## Your assignment
Restate all the entries exactly as they appear, apart from the pictures.

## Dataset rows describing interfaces
=== Begin Enclosure ===
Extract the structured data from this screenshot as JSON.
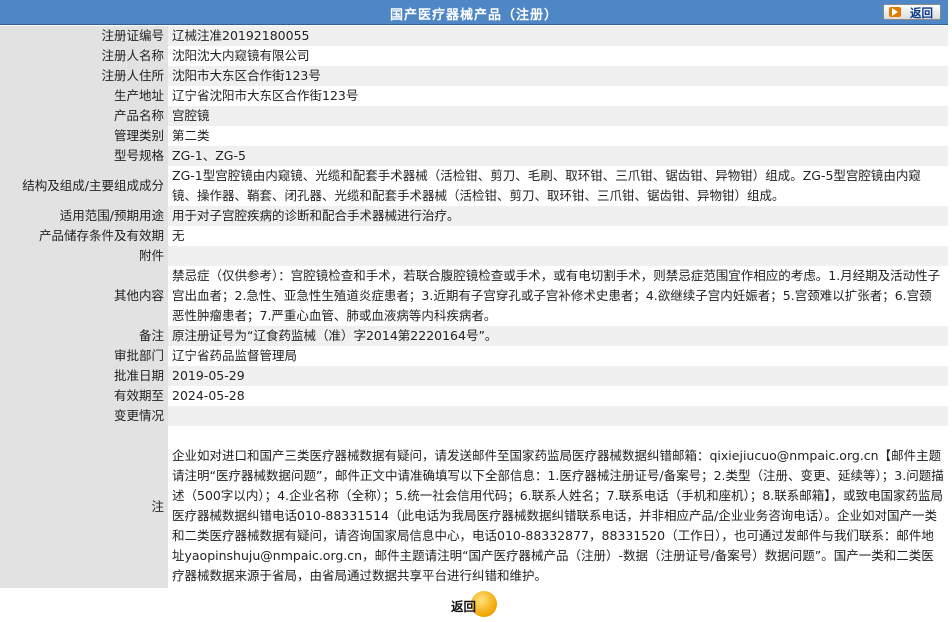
{
  "header": {
    "title": "国产医疗器械产品（注册）",
    "back_label": "返回"
  },
  "rows": [
    {
      "label": "注册证编号",
      "value": "辽械注准20192180055"
    },
    {
      "label": "注册人名称",
      "value": "沈阳沈大内窥镜有限公司"
    },
    {
      "label": "注册人住所",
      "value": "沈阳市大东区合作街123号"
    },
    {
      "label": "生产地址",
      "value": "辽宁省沈阳市大东区合作街123号"
    },
    {
      "label": "产品名称",
      "value": "宫腔镜"
    },
    {
      "label": "管理类别",
      "value": "第二类"
    },
    {
      "label": "型号规格",
      "value": "ZG-1、ZG-5"
    },
    {
      "label": "结构及组成/主要组成成分",
      "value": "ZG-1型宫腔镜由内窥镜、光缆和配套手术器械（活检钳、剪刀、毛刷、取环钳、三爪钳、锯齿钳、异物钳）组成。ZG-5型宫腔镜由内窥镜、操作器、鞘套、闭孔器、光缆和配套手术器械（活检钳、剪刀、取环钳、三爪钳、锯齿钳、异物钳）组成。"
    },
    {
      "label": "适用范围/预期用途",
      "value": "用于对子宫腔疾病的诊断和配合手术器械进行治疗。"
    },
    {
      "label": "产品储存条件及有效期",
      "value": "无"
    },
    {
      "label": "附件",
      "value": ""
    },
    {
      "label": "其他内容",
      "value": "禁忌症（仅供参考）：宫腔镜检查和手术，若联合腹腔镜检查或手术，或有电切割手术，则禁忌症范围宜作相应的考虑。1.月经期及活动性子宫出血者；2.急性、亚急性生殖道炎症患者；3.近期有子宫穿孔或子宫补修术史患者；4.欲继续子宫内妊娠者；5.宫颈难以扩张者；6.宫颈恶性肿瘤患者；7.严重心血管、肺或血液病等内科疾病者。"
    },
    {
      "label": "备注",
      "value": "原注册证号为“辽食药监械（准）字2014第2220164号”。"
    },
    {
      "label": "审批部门",
      "value": "辽宁省药品监督管理局"
    },
    {
      "label": "批准日期",
      "value": "2019-05-29"
    },
    {
      "label": "有效期至",
      "value": "2024-05-28"
    },
    {
      "label": "变更情况",
      "value": ""
    },
    {
      "label": "注",
      "value": "企业如对进口和国产三类医疗器械数据有疑问，请发送邮件至国家药监局医疗器械数据纠错邮箱：qixiejiucuo@nmpaic.org.cn【邮件主题请注明“医疗器械数据问题”，邮件正文中请准确填写以下全部信息：1.医疗器械注册证号/备案号；2.类型（注册、变更、延续等）；3.问题描述（500字以内）；4.企业名称（全称）；5.统一社会信用代码；6.联系人姓名；7.联系电话（手机和座机）；8.联系邮箱】，或致电国家药监局医疗器械数据纠错电话010-88331514（此电话为我局医疗器械数据纠错联系电话，并非相应产品/企业业务咨询电话）。企业如对国产一类和二类医疗器械数据有疑问，请咨询国家局信息中心，电话010-88332877，88331520（工作日），也可通过发邮件与我们联系：邮件地址yaopinshuju@nmpaic.org.cn，邮件主题请注明“国产医疗器械产品（注册）-数据（注册证号/备案号）数据问题”。国产一类和二类医疗器械数据来源于省局，由省局通过数据共享平台进行纠错和维护。"
    }
  ],
  "footer": {
    "back_label": "返回"
  }
}
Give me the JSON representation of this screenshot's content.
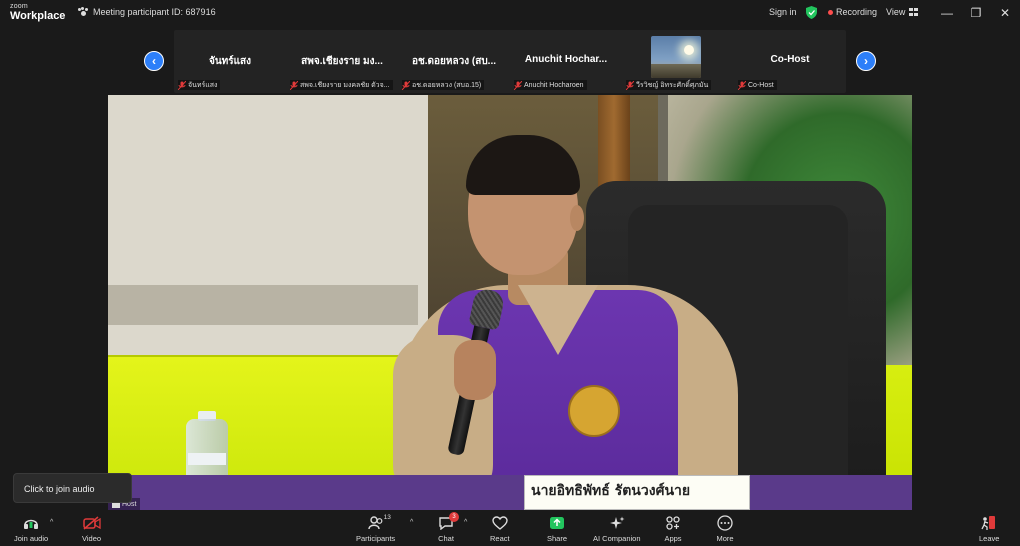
{
  "app": {
    "brand_top": "zoom",
    "brand_bottom": "Workplace"
  },
  "titlebar": {
    "meeting_id": "Meeting participant ID: 687916",
    "sign_in": "Sign in",
    "recording": "Recording",
    "view": "View",
    "minimize": "—",
    "restore": "❐",
    "close": "✕"
  },
  "strip": {
    "prev": "‹",
    "next": "›",
    "tiles": [
      {
        "name": "จันทร์แสง",
        "label": "จันทร์แสง"
      },
      {
        "name": "สพจ.เชียงราย มง...",
        "label": "สพจ.เชียงราย มงคลชัย ตัวจ..."
      },
      {
        "name": "อช.ดอยหลวง (สบ...",
        "label": "อช.ดอยหลวง (สบอ.15)"
      },
      {
        "name": "Anuchit  Hochar...",
        "label": "Anuchit Hocharoen"
      },
      {
        "name": "",
        "label": "วีรวิชญ์ อิทระศักดิ์ศุภมัน"
      },
      {
        "name": "Co-Host",
        "label": "Co-Host"
      }
    ]
  },
  "video": {
    "nameplate": "นายอิทธิพัทธ์ รัตนวงศ์นาย",
    "host_tag": "Host"
  },
  "tooltip": {
    "text": "Click to join audio"
  },
  "toolbar": {
    "join_audio": "Join audio",
    "video": "Video",
    "participants": "Participants",
    "participants_count": "13",
    "chat": "Chat",
    "chat_badge": "3",
    "react": "React",
    "share": "Share",
    "ai_companion": "AI Companion",
    "apps": "Apps",
    "more": "More",
    "leave": "Leave",
    "caret": "^"
  },
  "colors": {
    "accent": "#2d7ff9",
    "share": "#22c55e",
    "record": "#ff4d4d",
    "leave": "#e03a3a",
    "mute": "#e03a3a"
  }
}
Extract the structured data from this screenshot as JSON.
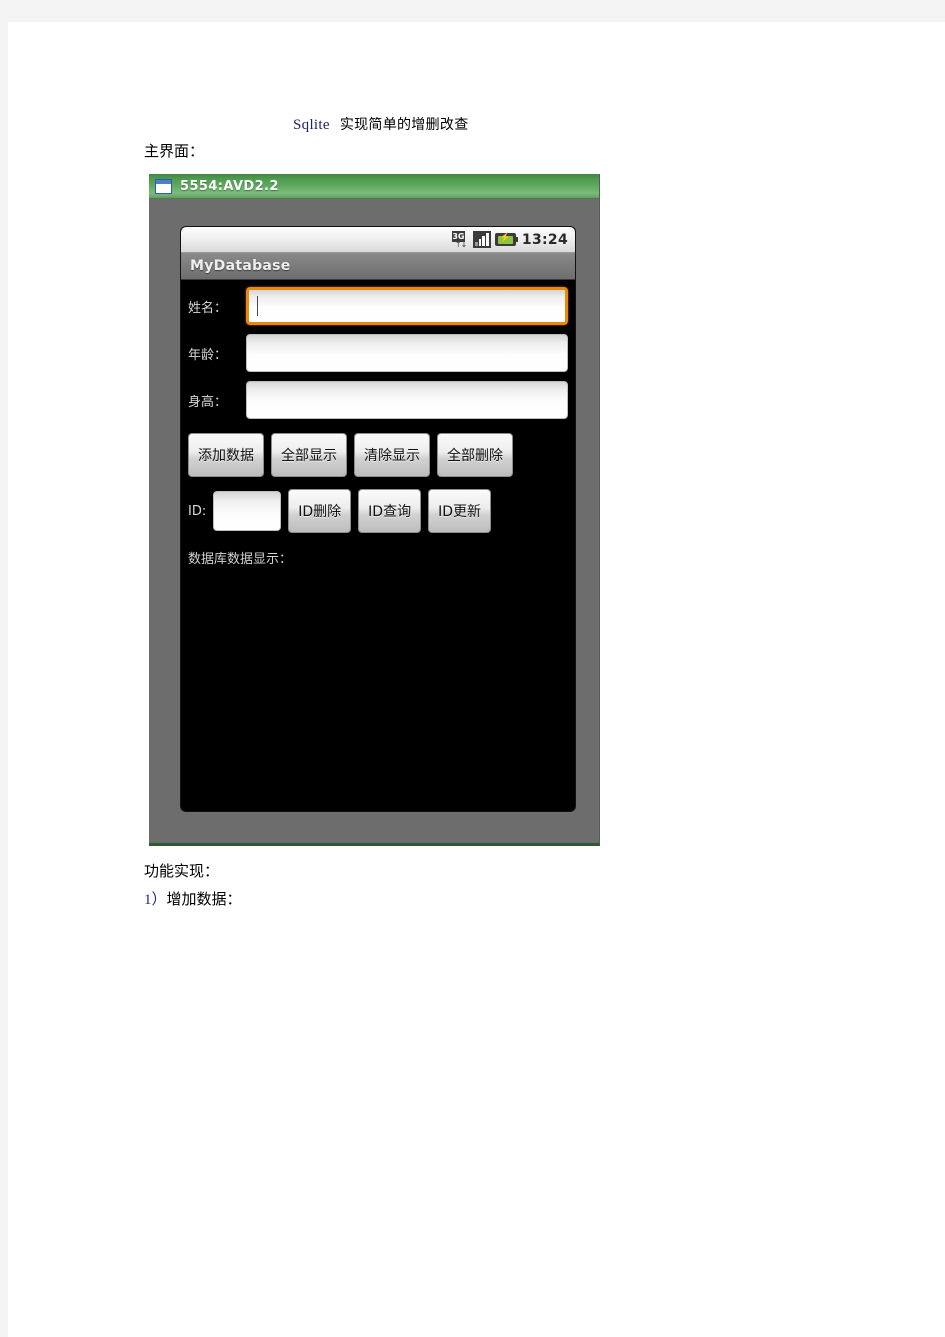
{
  "document": {
    "title_en": "Sqlite",
    "title_cn": "实现简单的增删改查",
    "main_ui_label": "主界面：",
    "function_label": "功能实现：",
    "item1_num": "1）",
    "item1_label": "增加数据："
  },
  "emulator": {
    "window_title": "5554:AVD2.2",
    "window_icon": "window-icon",
    "frame_color": "#6d6d6d",
    "titlebar_color": "#64ad64"
  },
  "android": {
    "status_bar": {
      "network_icon": "3g-icon",
      "network_label": "3G",
      "network_arrows": "↑↓",
      "signal_icon": "signal-bars-icon",
      "battery_icon": "battery-charging-icon",
      "battery_bolt": "⚡",
      "clock": "13:24"
    },
    "app_bar": {
      "title": "MyDatabase"
    },
    "form": {
      "fields": [
        {
          "label": "姓名：",
          "value": "",
          "focused": true
        },
        {
          "label": "年龄：",
          "value": "",
          "focused": false
        },
        {
          "label": "身高：",
          "value": "",
          "focused": false
        }
      ],
      "action_buttons": [
        {
          "label": "添加数据"
        },
        {
          "label": "全部显示"
        },
        {
          "label": "清除显示"
        },
        {
          "label": "全部删除"
        }
      ],
      "id_label": "ID:",
      "id_value": "",
      "id_buttons": [
        {
          "label": "ID删除"
        },
        {
          "label": "ID查询"
        },
        {
          "label": "ID更新"
        }
      ],
      "display_label": "数据库数据显示：",
      "display_content": ""
    },
    "accent_focus_color": "#e8890c"
  }
}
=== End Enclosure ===
## Task result
Extract the structured data from this screenshot as JSON.
{
  "header": {
    "title": "国产医疗器械产品（注册）",
    "back_label": "返回"
  },
  "rows": [
    {
      "label": "注册证编号",
      "value": "辽械注准20192180055"
    },
    {
      "label": "注册人名称",
      "value": "沈阳沈大内窥镜有限公司"
    },
    {
      "label": "注册人住所",
      "value": "沈阳市大东区合作街123号"
    },
    {
      "label": "生产地址",
      "value": "辽宁省沈阳市大东区合作街123号"
    },
    {
      "label": "产品名称",
      "value": "宫腔镜"
    },
    {
      "label": "管理类别",
      "value": "第二类"
    },
    {
      "label": "型号规格",
      "value": "ZG-1、ZG-5"
    },
    {
      "label": "结构及组成/主要组成成分",
      "value": "ZG-1型宫腔镜由内窥镜、光缆和配套手术器械（活检钳、剪刀、毛刷、取环钳、三爪钳、锯齿钳、异物钳）组成。ZG-5型宫腔镜由内窥镜、操作器、鞘套、闭孔器、光缆和配套手术器械（活检钳、剪刀、取环钳、三爪钳、锯齿钳、异物钳）组成。"
    },
    {
      "label": "适用范围/预期用途",
      "value": "用于对子宫腔疾病的诊断和配合手术器械进行治疗。"
    },
    {
      "label": "产品储存条件及有效期",
      "value": "无"
    },
    {
      "label": "附件",
      "value": ""
    },
    {
      "label": "其他内容",
      "value": "禁忌症（仅供参考）：宫腔镜检查和手术，若联合腹腔镜检查或手术，或有电切割手术，则禁忌症范围宜作相应的考虑。1.月经期及活动性子宫出血者；2.急性、亚急性生殖道炎症患者；3.近期有子宫穿孔或子宫补修术史患者；4.欲继续子宫内妊娠者；5.宫颈难以扩张者；6.宫颈恶性肿瘤患者；7.严重心血管、肺或血液病等内科疾病者。"
    },
    {
      "label": "备注",
      "value": "原注册证号为“辽食药监械（准）字2014第2220164号”。"
    },
    {
      "label": "审批部门",
      "value": "辽宁省药品监督管理局"
    },
    {
      "label": "批准日期",
      "value": "2019-05-29"
    },
    {
      "label": "有效期至",
      "value": "2024-05-28"
    },
    {
      "label": "变更情况",
      "value": ""
    },
    {
      "label": "注",
      "value": "企业如对进口和国产三类医疗器械数据有疑问，请发送邮件至国家药监局医疗器械数据纠错邮箱：qixiejiucuo@nmpaic.org.cn【邮件主题请注明“医疗器械数据问题”，邮件正文中请准确填写以下全部信息：1.医疗器械注册证号/备案号；2.类型（注册、变更、延续等）；3.问题描述（500字以内）；4.企业名称（全称）；5.统一社会信用代码；6.联系人姓名；7.联系电话（手机和座机）；8.联系邮箱】，或致电国家药监局医疗器械数据纠错电话010-88331514（此电话为我局医疗器械数据纠错联系电话，并非相应产品/企业业务咨询电话）。企业如对国产一类和二类医疗器械数据有疑问，请咨询国家局信息中心，电话010-88332877，88331520（工作日），也可通过发邮件与我们联系：邮件地址yaopinshuju@nmpaic.org.cn，邮件主题请注明“国产医疗器械产品（注册）-数据（注册证号/备案号）数据问题”。国产一类和二类医疗器械数据来源于省局，由省局通过数据共享平台进行纠错和维护。"
    }
  ],
  "footer": {
    "back_label": "返回"
  }
}
Give me the JSON representation of this screenshot's content.
{
  "app": {
    "brand_top": "zoom",
    "brand_bottom": "Workplace"
  },
  "titlebar": {
    "meeting_id": "Meeting participant ID: 687916",
    "sign_in": "Sign in",
    "recording": "Recording",
    "view": "View",
    "minimize": "—",
    "restore": "❐",
    "close": "✕"
  },
  "strip": {
    "prev": "‹",
    "next": "›",
    "tiles": [
      {
        "name": "จันทร์แสง",
        "label": "จันทร์แสง"
      },
      {
        "name": "สพจ.เชียงราย มง...",
        "label": "สพจ.เชียงราย มงคลชัย ตัวจ..."
      },
      {
        "name": "อช.ดอยหลวง (สบ...",
        "label": "อช.ดอยหลวง (สบอ.15)"
      },
      {
        "name": "Anuchit  Hochar...",
        "label": "Anuchit Hocharoen"
      },
      {
        "name": "",
        "label": "วีรวิชญ์ อิทระศักดิ์ศุภมัน"
      },
      {
        "name": "Co-Host",
        "label": "Co-Host"
      }
    ]
  },
  "video": {
    "nameplate": "นายอิทธิพัทธ์ รัตนวงศ์นาย",
    "host_tag": "Host"
  },
  "tooltip": {
    "text": "Click to join audio"
  },
  "toolbar": {
    "join_audio": "Join audio",
    "video": "Video",
    "participants": "Participants",
    "participants_count": "13",
    "chat": "Chat",
    "chat_badge": "3",
    "react": "React",
    "share": "Share",
    "ai_companion": "AI Companion",
    "apps": "Apps",
    "more": "More",
    "leave": "Leave",
    "caret": "^"
  },
  "colors": {
    "accent": "#2d7ff9",
    "share": "#22c55e",
    "record": "#ff4d4d",
    "leave": "#e03a3a",
    "mute": "#e03a3a"
  }
}
Extract the structured data from this screenshot as JSON.
{
  "document": {
    "title_en": "Sqlite",
    "title_cn": "实现简单的增删改查",
    "main_ui_label": "主界面：",
    "function_label": "功能实现：",
    "item1_num": "1）",
    "item1_label": "增加数据："
  },
  "emulator": {
    "window_title": "5554:AVD2.2",
    "window_icon": "window-icon",
    "frame_color": "#6d6d6d",
    "titlebar_color": "#64ad64"
  },
  "android": {
    "status_bar": {
      "network_icon": "3g-icon",
      "network_label": "3G",
      "network_arrows": "↑↓",
      "signal_icon": "signal-bars-icon",
      "battery_icon": "battery-charging-icon",
      "battery_bolt": "⚡",
      "clock": "13:24"
    },
    "app_bar": {
      "title": "MyDatabase"
    },
    "form": {
      "fields": [
        {
          "label": "姓名：",
          "value": "",
          "focused": true
        },
        {
          "label": "年龄：",
          "value": "",
          "focused": false
        },
        {
          "label": "身高：",
          "value": "",
          "focused": false
        }
      ],
      "action_buttons": [
        {
          "label": "添加数据"
        },
        {
          "label": "全部显示"
        },
        {
          "label": "清除显示"
        },
        {
          "label": "全部删除"
        }
      ],
      "id_label": "ID:",
      "id_value": "",
      "id_buttons": [
        {
          "label": "ID删除"
        },
        {
          "label": "ID查询"
        },
        {
          "label": "ID更新"
        }
      ],
      "display_label": "数据库数据显示：",
      "display_content": ""
    },
    "accent_focus_color": "#e8890c"
  }
}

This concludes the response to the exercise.